─── Provided data ───

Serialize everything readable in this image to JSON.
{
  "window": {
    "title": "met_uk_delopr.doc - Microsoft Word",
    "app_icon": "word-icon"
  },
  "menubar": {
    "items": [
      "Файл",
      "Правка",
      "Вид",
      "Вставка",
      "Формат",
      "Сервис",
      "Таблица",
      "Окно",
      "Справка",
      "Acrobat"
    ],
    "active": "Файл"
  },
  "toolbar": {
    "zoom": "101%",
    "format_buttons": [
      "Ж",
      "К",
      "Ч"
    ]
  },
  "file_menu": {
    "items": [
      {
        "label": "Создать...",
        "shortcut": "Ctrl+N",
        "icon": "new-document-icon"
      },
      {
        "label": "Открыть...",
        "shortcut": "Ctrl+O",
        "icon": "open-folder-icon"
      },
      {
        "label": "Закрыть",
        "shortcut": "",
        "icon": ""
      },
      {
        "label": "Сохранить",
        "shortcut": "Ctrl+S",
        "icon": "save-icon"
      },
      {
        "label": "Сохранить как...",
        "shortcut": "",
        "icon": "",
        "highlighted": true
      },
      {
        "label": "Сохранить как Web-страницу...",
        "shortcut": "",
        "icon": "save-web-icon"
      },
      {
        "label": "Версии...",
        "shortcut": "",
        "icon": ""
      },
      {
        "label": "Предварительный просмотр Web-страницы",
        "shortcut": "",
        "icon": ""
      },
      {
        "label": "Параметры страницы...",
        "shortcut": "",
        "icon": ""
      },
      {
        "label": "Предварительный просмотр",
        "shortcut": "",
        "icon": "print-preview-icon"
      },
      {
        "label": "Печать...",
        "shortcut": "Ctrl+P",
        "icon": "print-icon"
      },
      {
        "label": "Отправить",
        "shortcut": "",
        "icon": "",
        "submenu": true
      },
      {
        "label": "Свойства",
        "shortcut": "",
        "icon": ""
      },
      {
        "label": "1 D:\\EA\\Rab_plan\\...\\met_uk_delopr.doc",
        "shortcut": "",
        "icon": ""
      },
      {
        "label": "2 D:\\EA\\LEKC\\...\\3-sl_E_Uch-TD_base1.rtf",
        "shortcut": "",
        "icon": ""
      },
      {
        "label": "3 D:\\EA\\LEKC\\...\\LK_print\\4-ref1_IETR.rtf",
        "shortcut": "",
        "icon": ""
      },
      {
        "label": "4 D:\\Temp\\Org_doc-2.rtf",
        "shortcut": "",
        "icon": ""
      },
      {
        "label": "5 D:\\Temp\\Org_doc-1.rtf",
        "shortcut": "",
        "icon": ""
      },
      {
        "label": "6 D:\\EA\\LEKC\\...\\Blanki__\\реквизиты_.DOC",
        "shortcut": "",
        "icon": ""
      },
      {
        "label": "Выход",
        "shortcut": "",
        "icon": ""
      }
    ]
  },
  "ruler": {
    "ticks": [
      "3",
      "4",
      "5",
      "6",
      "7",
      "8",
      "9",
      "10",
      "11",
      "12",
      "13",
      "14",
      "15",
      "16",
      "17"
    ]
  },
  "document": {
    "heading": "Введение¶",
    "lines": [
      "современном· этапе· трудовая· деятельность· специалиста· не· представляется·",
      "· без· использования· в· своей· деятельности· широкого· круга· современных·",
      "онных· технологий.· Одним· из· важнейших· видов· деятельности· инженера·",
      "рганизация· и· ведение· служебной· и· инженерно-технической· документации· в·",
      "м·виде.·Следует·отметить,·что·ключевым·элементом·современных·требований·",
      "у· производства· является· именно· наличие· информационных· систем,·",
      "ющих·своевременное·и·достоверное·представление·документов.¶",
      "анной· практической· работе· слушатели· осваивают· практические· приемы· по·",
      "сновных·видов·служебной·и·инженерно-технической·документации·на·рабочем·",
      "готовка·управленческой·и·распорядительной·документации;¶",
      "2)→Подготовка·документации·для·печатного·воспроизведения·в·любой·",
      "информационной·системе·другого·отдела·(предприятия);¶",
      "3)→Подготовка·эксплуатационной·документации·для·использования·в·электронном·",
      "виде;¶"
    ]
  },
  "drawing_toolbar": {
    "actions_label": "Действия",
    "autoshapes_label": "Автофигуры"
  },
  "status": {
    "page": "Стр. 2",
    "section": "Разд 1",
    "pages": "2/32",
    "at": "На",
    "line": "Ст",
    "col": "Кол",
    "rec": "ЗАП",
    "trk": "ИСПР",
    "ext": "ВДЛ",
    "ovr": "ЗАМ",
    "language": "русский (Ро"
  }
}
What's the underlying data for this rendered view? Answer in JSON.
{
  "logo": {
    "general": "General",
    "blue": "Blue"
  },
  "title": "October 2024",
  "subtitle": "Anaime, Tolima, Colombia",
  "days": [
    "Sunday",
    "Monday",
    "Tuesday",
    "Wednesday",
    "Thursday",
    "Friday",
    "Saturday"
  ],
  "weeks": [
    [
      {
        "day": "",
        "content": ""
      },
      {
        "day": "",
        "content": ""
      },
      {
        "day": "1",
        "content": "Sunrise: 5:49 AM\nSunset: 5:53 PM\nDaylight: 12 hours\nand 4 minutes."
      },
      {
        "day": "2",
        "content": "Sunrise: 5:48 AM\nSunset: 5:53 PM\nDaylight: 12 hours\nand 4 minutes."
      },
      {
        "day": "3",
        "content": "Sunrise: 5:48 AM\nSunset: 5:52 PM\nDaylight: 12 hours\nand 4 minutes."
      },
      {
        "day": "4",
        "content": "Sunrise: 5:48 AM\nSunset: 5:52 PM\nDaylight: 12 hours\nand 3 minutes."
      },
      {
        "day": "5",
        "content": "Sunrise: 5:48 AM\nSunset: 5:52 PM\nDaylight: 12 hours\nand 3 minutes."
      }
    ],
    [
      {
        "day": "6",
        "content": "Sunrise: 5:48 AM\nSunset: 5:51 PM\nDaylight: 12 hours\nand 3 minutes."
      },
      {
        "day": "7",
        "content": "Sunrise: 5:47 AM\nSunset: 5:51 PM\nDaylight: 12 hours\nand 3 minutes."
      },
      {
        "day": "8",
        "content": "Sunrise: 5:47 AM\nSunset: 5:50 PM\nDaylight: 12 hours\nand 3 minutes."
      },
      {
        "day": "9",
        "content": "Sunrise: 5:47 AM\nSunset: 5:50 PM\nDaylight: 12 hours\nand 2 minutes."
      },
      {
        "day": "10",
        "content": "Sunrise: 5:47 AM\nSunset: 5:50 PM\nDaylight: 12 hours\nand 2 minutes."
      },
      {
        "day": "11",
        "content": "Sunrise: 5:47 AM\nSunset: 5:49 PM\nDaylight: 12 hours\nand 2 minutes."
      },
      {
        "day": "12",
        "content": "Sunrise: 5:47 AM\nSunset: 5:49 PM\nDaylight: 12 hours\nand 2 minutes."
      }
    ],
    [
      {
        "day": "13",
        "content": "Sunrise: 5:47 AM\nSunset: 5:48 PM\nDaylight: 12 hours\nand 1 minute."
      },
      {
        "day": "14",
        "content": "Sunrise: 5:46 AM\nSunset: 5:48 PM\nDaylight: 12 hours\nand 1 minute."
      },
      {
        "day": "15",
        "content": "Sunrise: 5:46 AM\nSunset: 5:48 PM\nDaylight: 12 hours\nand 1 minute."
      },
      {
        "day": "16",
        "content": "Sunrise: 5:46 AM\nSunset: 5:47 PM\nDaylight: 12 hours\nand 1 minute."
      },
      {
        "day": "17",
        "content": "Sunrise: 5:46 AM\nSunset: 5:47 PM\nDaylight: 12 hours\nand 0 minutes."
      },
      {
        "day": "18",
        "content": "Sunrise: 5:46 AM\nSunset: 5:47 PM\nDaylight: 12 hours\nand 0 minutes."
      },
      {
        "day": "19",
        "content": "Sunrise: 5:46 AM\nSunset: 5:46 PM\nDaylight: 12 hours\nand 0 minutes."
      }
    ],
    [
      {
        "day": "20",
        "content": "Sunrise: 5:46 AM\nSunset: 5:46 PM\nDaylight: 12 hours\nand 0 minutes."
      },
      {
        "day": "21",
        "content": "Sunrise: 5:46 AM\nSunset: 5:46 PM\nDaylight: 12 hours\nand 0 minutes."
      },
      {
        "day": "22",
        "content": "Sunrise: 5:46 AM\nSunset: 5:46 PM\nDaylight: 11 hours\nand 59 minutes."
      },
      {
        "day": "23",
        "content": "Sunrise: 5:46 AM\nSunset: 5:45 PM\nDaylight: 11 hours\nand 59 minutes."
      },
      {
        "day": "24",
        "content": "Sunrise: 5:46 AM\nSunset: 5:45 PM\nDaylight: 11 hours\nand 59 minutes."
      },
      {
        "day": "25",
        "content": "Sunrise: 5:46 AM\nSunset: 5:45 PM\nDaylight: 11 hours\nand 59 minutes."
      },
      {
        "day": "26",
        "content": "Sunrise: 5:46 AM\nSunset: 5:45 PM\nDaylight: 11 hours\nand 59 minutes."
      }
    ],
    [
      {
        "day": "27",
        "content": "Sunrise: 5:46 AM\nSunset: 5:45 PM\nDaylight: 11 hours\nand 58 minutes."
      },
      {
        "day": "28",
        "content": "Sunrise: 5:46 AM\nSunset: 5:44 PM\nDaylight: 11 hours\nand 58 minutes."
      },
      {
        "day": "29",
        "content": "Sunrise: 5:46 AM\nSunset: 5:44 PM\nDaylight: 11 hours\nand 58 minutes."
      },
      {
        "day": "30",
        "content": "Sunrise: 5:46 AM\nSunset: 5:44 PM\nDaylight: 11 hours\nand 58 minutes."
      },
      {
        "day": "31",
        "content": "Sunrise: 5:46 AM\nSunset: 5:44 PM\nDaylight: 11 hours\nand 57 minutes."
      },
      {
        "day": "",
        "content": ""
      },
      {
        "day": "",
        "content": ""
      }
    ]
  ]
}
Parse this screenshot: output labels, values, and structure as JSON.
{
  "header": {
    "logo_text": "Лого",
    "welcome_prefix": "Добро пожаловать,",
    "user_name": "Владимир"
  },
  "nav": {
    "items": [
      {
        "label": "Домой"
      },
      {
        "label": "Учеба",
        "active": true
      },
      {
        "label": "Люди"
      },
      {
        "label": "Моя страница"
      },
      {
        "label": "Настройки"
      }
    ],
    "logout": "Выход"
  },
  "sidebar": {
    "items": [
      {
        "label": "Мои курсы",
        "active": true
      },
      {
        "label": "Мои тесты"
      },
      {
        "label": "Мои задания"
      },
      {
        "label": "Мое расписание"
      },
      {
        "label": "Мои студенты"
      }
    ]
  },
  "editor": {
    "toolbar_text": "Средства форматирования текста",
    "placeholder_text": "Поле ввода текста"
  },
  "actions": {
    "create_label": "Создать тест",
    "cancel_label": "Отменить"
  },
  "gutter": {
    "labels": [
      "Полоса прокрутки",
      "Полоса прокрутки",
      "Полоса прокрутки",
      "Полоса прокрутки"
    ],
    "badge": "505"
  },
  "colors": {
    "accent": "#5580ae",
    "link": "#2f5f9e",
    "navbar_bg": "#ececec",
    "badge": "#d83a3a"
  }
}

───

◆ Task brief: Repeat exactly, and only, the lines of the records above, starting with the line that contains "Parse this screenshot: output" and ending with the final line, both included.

◆ Solution to the exercise:
Parse this screenshot: output labels, values, and structure as JSON.
{
  "header": {
    "logo_text": "Лого",
    "welcome_prefix": "Добро пожаловать,",
    "user_name": "Владимир"
  },
  "nav": {
    "items": [
      {
        "label": "Домой"
      },
      {
        "label": "Учеба",
        "active": true
      },
      {
        "label": "Люди"
      },
      {
        "label": "Моя страница"
      },
      {
        "label": "Настройки"
      }
    ],
    "logout": "Выход"
  },
  "sidebar": {
    "items": [
      {
        "label": "Мои курсы",
        "active": true
      },
      {
        "label": "Мои тесты"
      },
      {
        "label": "Мои задания"
      },
      {
        "label": "Мое расписание"
      },
      {
        "label": "Мои студенты"
      }
    ]
  },
  "editor": {
    "toolbar_text": "Средства форматирования текста",
    "placeholder_text": "Поле ввода текста"
  },
  "actions": {
    "create_label": "Создать тест",
    "cancel_label": "Отменить"
  },
  "gutter": {
    "labels": [
      "Полоса прокрутки",
      "Полоса прокрутки",
      "Полоса прокрутки",
      "Полоса прокрутки"
    ],
    "badge": "505"
  },
  "colors": {
    "accent": "#5580ae",
    "link": "#2f5f9e",
    "navbar_bg": "#ececec",
    "badge": "#d83a3a"
  }
}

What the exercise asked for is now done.